An octopus in a tattoo shop is about as perfect a match as I can think of. What might be "creepy" in a dentist's office is "edgy" in a tattoo shop, plus the whole ink connection.

There are lots of things that can drop (or raise?) your ph, and poor gas exchange (specifically too much CO2 in the water) is just one of them. If you find low PH, an easy test is to run an air stone in a cup of tank water for a few minutes, and then test the water in the cup. If after running the airstone the water in the cup shows a higher PH than the tank water, then the low PH was caused (at least in part) by poor gas exchange. If after running the air stone the water in the cup has the same PH as it did before running the air stone, the the low PH is not caused by poor gas exchange. The next question is: can you have low oxygen without low PH? I don't know, but someone does, so keep asking.

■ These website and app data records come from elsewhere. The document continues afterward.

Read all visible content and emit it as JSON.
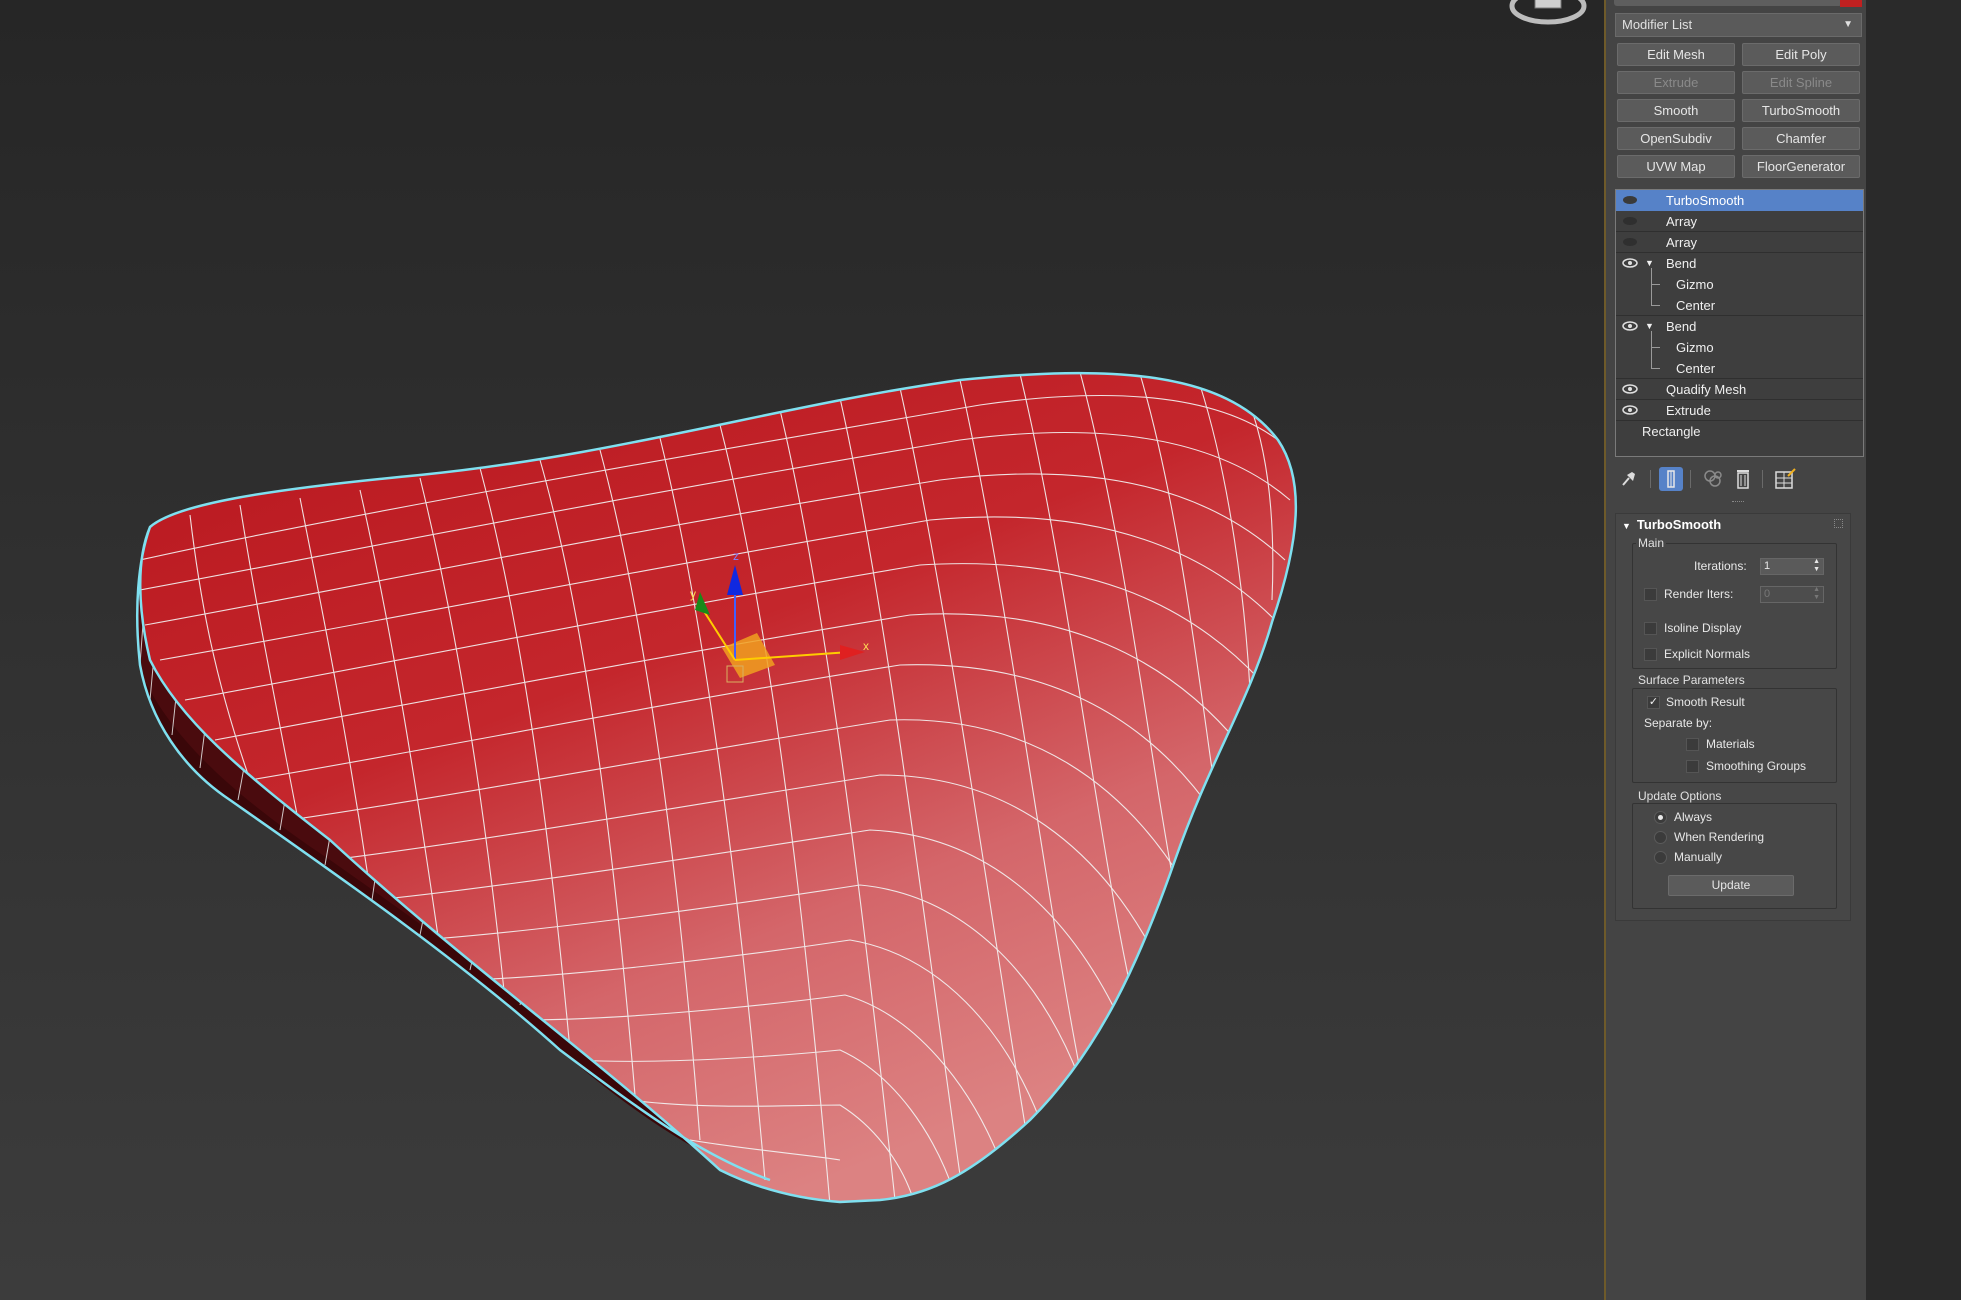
{
  "command_panel": {
    "modifier_list": {
      "label": "Modifier List",
      "arrow": "dropdown-arrow-icon"
    },
    "modifier_buttons": [
      {
        "label": "Edit Mesh",
        "enabled": true
      },
      {
        "label": "Edit Poly",
        "enabled": true
      },
      {
        "label": "Extrude",
        "enabled": false
      },
      {
        "label": "Edit Spline",
        "enabled": false
      },
      {
        "label": "Smooth",
        "enabled": true
      },
      {
        "label": "TurboSmooth",
        "enabled": true
      },
      {
        "label": "OpenSubdiv",
        "enabled": true
      },
      {
        "label": "Chamfer",
        "enabled": true
      },
      {
        "label": "UVW Map",
        "enabled": true
      },
      {
        "label": "FloorGenerator",
        "enabled": true
      }
    ],
    "stack": [
      {
        "label": "TurboSmooth",
        "selected": true,
        "eye": "dim"
      },
      {
        "label": "Array",
        "eye": "dim"
      },
      {
        "label": "Array",
        "eye": "dim"
      },
      {
        "label": "Bend",
        "eye": "on",
        "expanded": true
      },
      {
        "label": "Gizmo",
        "child": true
      },
      {
        "label": "Center",
        "child": true
      },
      {
        "label": "Bend",
        "eye": "on",
        "expanded": true
      },
      {
        "label": "Gizmo",
        "child": true
      },
      {
        "label": "Center",
        "child": true
      },
      {
        "label": "Quadify Mesh",
        "eye": "on"
      },
      {
        "label": "Extrude",
        "eye": "on"
      },
      {
        "label": "Rectangle",
        "base": true
      }
    ],
    "toolbar_icons": [
      "pin-stack-icon",
      "show-end-result-icon",
      "make-unique-icon",
      "remove-modifier-icon",
      "configure-modifier-sets-icon"
    ],
    "rollout": {
      "title": "TurboSmooth",
      "main": {
        "label": "Main",
        "iterations_label": "Iterations:",
        "iterations_value": "1",
        "render_iters_label": "Render Iters:",
        "render_iters_value": "0",
        "render_iters_checked": false,
        "isoline_label": "Isoline Display",
        "isoline_checked": false,
        "explicit_label": "Explicit Normals",
        "explicit_checked": false
      },
      "surface": {
        "label": "Surface Parameters",
        "smooth_label": "Smooth Result",
        "smooth_checked": true,
        "separate_label": "Separate by:",
        "materials_label": "Materials",
        "smoothing_groups_label": "Smoothing Groups"
      },
      "update": {
        "label": "Update Options",
        "options": [
          "Always",
          "When Rendering",
          "Manually"
        ],
        "selected": "Always",
        "button_label": "Update"
      }
    }
  },
  "viewport": {
    "object_color": "#c8232b",
    "selection_outline_color": "#7fe0f0",
    "gizmo_axes": {
      "x": "x",
      "y": "y",
      "z": "z"
    }
  }
}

I'm not a big fan of using the weight of a rock to keep a top on. Some day you'll forget to put the rock back, or someone will move it. It also makes it that much easier for some unauthorized person to put something in or take something out, and rocks around glass tanks (and the crazy public) make me nervous. On the other hand, I keep bimacs, which get big and strong, and might be able to move a heavy lid, so I worry about it. A small octopus would probably have trouble just lifting the weight of 1/2" thick acrylic, so maybe I'm being paranoid. My tank has a plastic rim around the top, so it was easy for me to just drill holes in the acrylic top, and in the rim, tap the holes in the rim and bolt the top down with nylon bolts. Part of the lid I attached with an acrylic hinge (to the bolted down part of the lid) and made a latch so that I can get in easily, but even a super strong, smart, and determined octopus can't get out. I used to build snake cages for snakes I caught as a kid, and after a few escapes the design evolved into one where gravity alone was enough to close and latch the lid, so that I wouldn't need to remember to insert a pin, turn a latch, or replace a rock (eventually I know I would forget, and once is all it takes (at least with snakes)) I wrote up the lid design and posted pictures HERE if you are interested.

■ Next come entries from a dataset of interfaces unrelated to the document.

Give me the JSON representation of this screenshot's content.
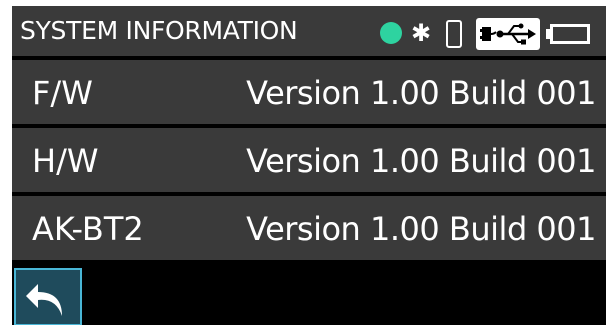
{
  "header": {
    "title": "SYSTEM INFORMATION",
    "status_dot_color": "#2ed3a0",
    "icons": [
      "status-dot",
      "bluetooth-icon",
      "phone-icon",
      "usb-icon",
      "battery-icon"
    ],
    "bluetooth_glyph": "✱"
  },
  "rows": [
    {
      "label": "F/W",
      "value": "Version 1.00 Build 001"
    },
    {
      "label": "H/W",
      "value": "Version 1.00 Build 001"
    },
    {
      "label": "AK-BT2",
      "value": "Version 1.00 Build 001"
    }
  ],
  "footer": {
    "back_icon": "back-arrow-icon",
    "back_button_color": "#1f4b5c",
    "back_button_border": "#49b6d6"
  }
}
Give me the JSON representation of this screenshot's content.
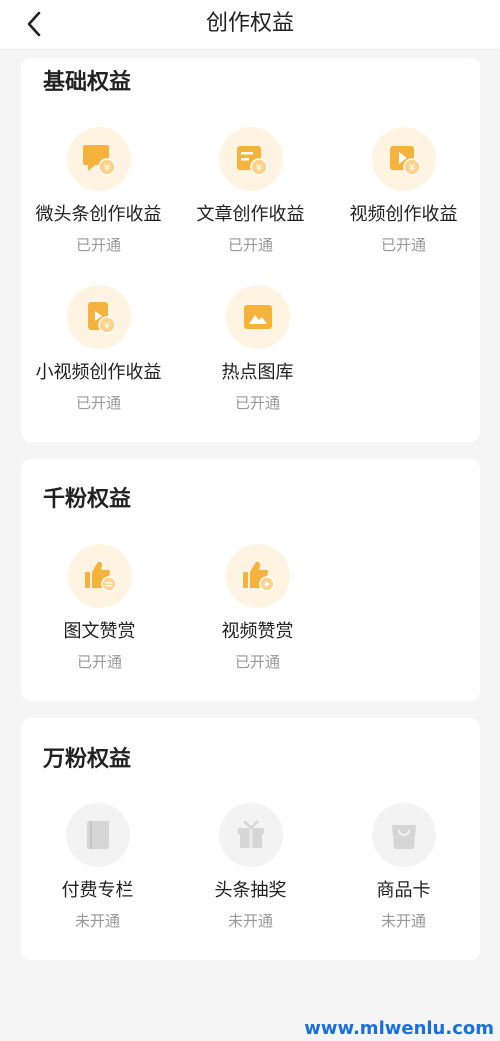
{
  "header": {
    "title": "创作权益",
    "back_icon": "chevron-left-icon"
  },
  "colors": {
    "accent": "#f5b23c",
    "accent_bg": "#fff4e2",
    "disabled": "#d6d6d6",
    "disabled_bg": "#f3f3f3"
  },
  "sections": [
    {
      "title": "基础权益",
      "items": [
        {
          "label": "微头条创作收益",
          "status": "已开通",
          "icon": "chat-bubble-yuan-icon"
        },
        {
          "label": "文章创作收益",
          "status": "已开通",
          "icon": "article-yuan-icon"
        },
        {
          "label": "视频创作收益",
          "status": "已开通",
          "icon": "video-yuan-icon"
        },
        {
          "label": "小视频创作收益",
          "status": "已开通",
          "icon": "short-video-yuan-icon"
        },
        {
          "label": "热点图库",
          "status": "已开通",
          "icon": "image-gallery-icon"
        }
      ]
    },
    {
      "title": "千粉权益",
      "items": [
        {
          "label": "图文赞赏",
          "status": "已开通",
          "icon": "thumbs-up-text-icon"
        },
        {
          "label": "视频赞赏",
          "status": "已开通",
          "icon": "thumbs-up-video-icon"
        }
      ]
    },
    {
      "title": "万粉权益",
      "items": [
        {
          "label": "付费专栏",
          "status": "未开通",
          "icon": "book-icon"
        },
        {
          "label": "头条抽奖",
          "status": "未开通",
          "icon": "gift-box-icon"
        },
        {
          "label": "商品卡",
          "status": "未开通",
          "icon": "shopping-bag-icon"
        }
      ]
    }
  ],
  "watermark": "www.mlwenlu.com"
}
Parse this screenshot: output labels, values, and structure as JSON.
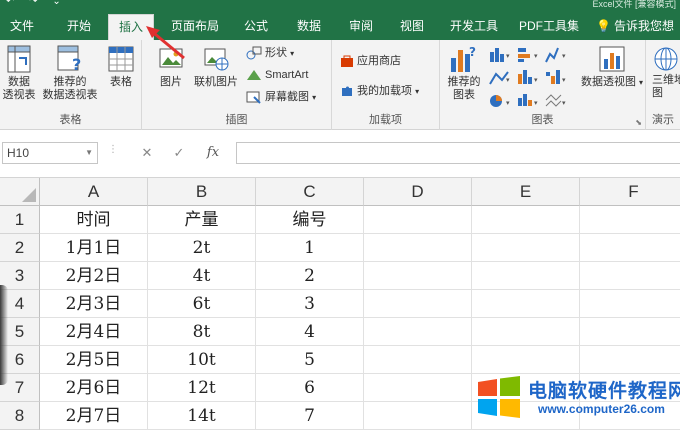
{
  "window": {
    "title": "Excel文件 [兼容模式]"
  },
  "quick_access": {
    "icon_text": "↶ ↷ ⌄"
  },
  "tabs": [
    {
      "label": "文件"
    },
    {
      "label": "开始"
    },
    {
      "label": "插入"
    },
    {
      "label": "页面布局"
    },
    {
      "label": "公式"
    },
    {
      "label": "数据"
    },
    {
      "label": "审阅"
    },
    {
      "label": "视图"
    },
    {
      "label": "开发工具"
    },
    {
      "label": "PDF工具集"
    },
    {
      "label": "告诉我您想"
    }
  ],
  "ribbon": {
    "tables": {
      "label": "表格",
      "pivot_table": "数据\n透视表",
      "recommended_pivot": "推荐的\n数据透视表",
      "table": "表格"
    },
    "illustrations": {
      "label": "插图",
      "pictures": "图片",
      "online_pictures": "联机图片",
      "shapes": "形状",
      "smartart": "SmartArt",
      "screenshot": "屏幕截图"
    },
    "addins": {
      "label": "加载项",
      "store": "应用商店",
      "my_addins": "我的加载项"
    },
    "charts": {
      "label": "图表",
      "recommended_charts": "推荐的\n图表",
      "pivot_chart": "数据透视图"
    },
    "tours": {
      "label": "演示",
      "map_3d": "三维地\n图"
    }
  },
  "formula_bar": {
    "name_box": "H10",
    "formula": ""
  },
  "grid": {
    "columns": [
      "A",
      "B",
      "C",
      "D",
      "E",
      "F"
    ],
    "rows": [
      {
        "num": "1",
        "cells": [
          "时间",
          "产量",
          "编号",
          "",
          "",
          ""
        ]
      },
      {
        "num": "2",
        "cells": [
          "1月1日",
          "2t",
          "1",
          "",
          "",
          ""
        ]
      },
      {
        "num": "3",
        "cells": [
          "2月2日",
          "4t",
          "2",
          "",
          "",
          ""
        ]
      },
      {
        "num": "4",
        "cells": [
          "2月3日",
          "6t",
          "3",
          "",
          "",
          ""
        ]
      },
      {
        "num": "5",
        "cells": [
          "2月4日",
          "8t",
          "4",
          "",
          "",
          ""
        ]
      },
      {
        "num": "6",
        "cells": [
          "2月5日",
          "10t",
          "5",
          "",
          "",
          ""
        ]
      },
      {
        "num": "7",
        "cells": [
          "2月6日",
          "12t",
          "6",
          "",
          "",
          ""
        ]
      },
      {
        "num": "8",
        "cells": [
          "2月7日",
          "14t",
          "7",
          "",
          "",
          ""
        ]
      }
    ]
  },
  "watermark": {
    "title": "电脑软硬件教程网",
    "url": "www.computer26.com"
  },
  "colors": {
    "excel_green": "#217346",
    "watermark_blue": "#1e66c8",
    "annotation_arrow": "#e03030"
  }
}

The filter floss over the slits where the water returns to the tank probably won't help keep the octopus in (couldn't it just push the floss out of the way from underneath?), so if the slits are large enough for it to get through (wider than it's eye ball ?) then you probably need another plan. Even if the floss is held rigidly in place, won't you need an alternate path designed in for water to flow if the floss becomes clogged? Neglect, or maybe a good inking, can do that, so the alternate water path would need to be secure too. I've thought about using the plastic mesh with square holes, used for doing counted-cross-stitch (decorative embroidery?). It has squares that are 1/8th, or even 1/16th inch, and I can cut it and sew it together by hand with fishing line as needed to make box or trough shapes. I haven't done it yet, but that's my plan if I need to use a hand on back device - for what it's worth.
 

DWhatley

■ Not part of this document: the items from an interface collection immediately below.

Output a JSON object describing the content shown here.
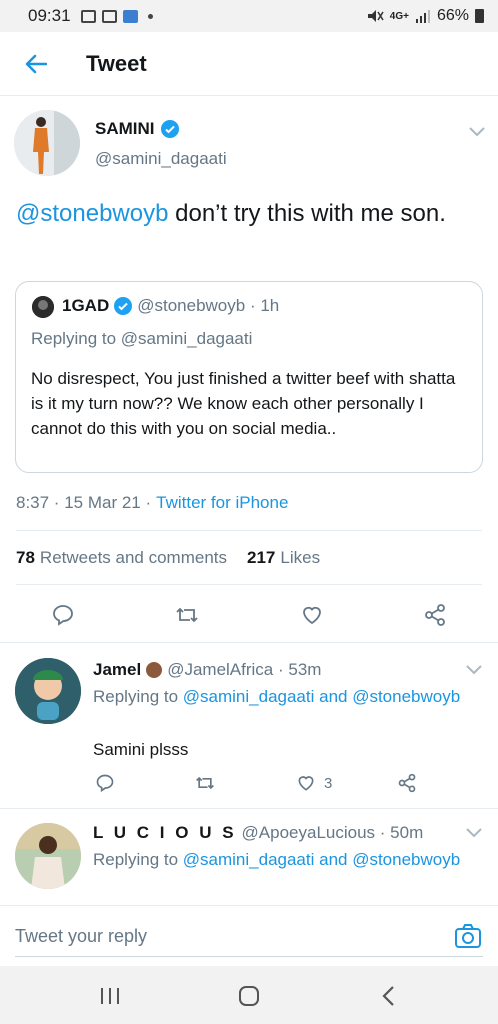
{
  "status_bar": {
    "time": "09:31",
    "network": "4G+",
    "battery": "66%"
  },
  "header": {
    "title": "Tweet"
  },
  "tweet": {
    "display_name": "SAMINI",
    "handle": "@samini_dagaati",
    "mention": "@stonebwoyb",
    "text": " don’t try this with me son.",
    "timestamp": "8:37 · 15 Mar 21 ·",
    "source": "Twitter for iPhone",
    "retweet_count": "78",
    "retweet_label": "Retweets and comments",
    "like_count": "217",
    "like_label": "Likes"
  },
  "quoted": {
    "display_name": "1GAD",
    "handle": "@stonebwoyb · 1h",
    "replying_to": "Replying to @samini_dagaati",
    "text": "No disrespect, You  just finished a twitter beef with shatta is it my turn now?? We know each other personally I cannot do this with you on social media.."
  },
  "replies": [
    {
      "display_name": "Jamel",
      "handle": "@JamelAfrica · 53m",
      "replying_prefix": "Replying to ",
      "replying_mentions": "@samini_dagaati and @stonebwoyb",
      "text": "Samini plsss",
      "like_count": "3"
    },
    {
      "display_name": "L U C I O U S",
      "handle": "@ApoeyaLucious · 50m",
      "replying_prefix": "Replying to ",
      "replying_mentions": "@samini_dagaati and @stonebwoyb"
    }
  ],
  "reply_bar": {
    "placeholder": "Tweet your reply"
  },
  "colors": {
    "accent": "#1b95e0",
    "secondary_text": "#657786",
    "border": "#e6ecf0"
  },
  "icons": [
    "back-arrow-icon",
    "verified-icon",
    "chevron-down-icon",
    "reply-icon",
    "retweet-icon",
    "like-icon",
    "share-icon",
    "camera-icon",
    "recents-icon",
    "home-icon",
    "back-icon"
  ]
}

Kraken
Staff member
Moderator
Joined
Sep 4, 2006
Messages
20,986
As a slight asside, Diego (bimac caught by Joe-Ceph) is the strongest of the octos we have kept. He has removed a cap on his return pipe (something none of the others have done - not a problem fortunately because the top of the pipe if filled with Gorilla glue and the cap is just an esthetic but I did not remember that we had done that until I found the cap in the aquarium). When he decides to pull on my fingers, it pops my thumb joint and hurts! Diego is only half the size of my briareus but I think he is twice as strong.
 

Latest Posts


Top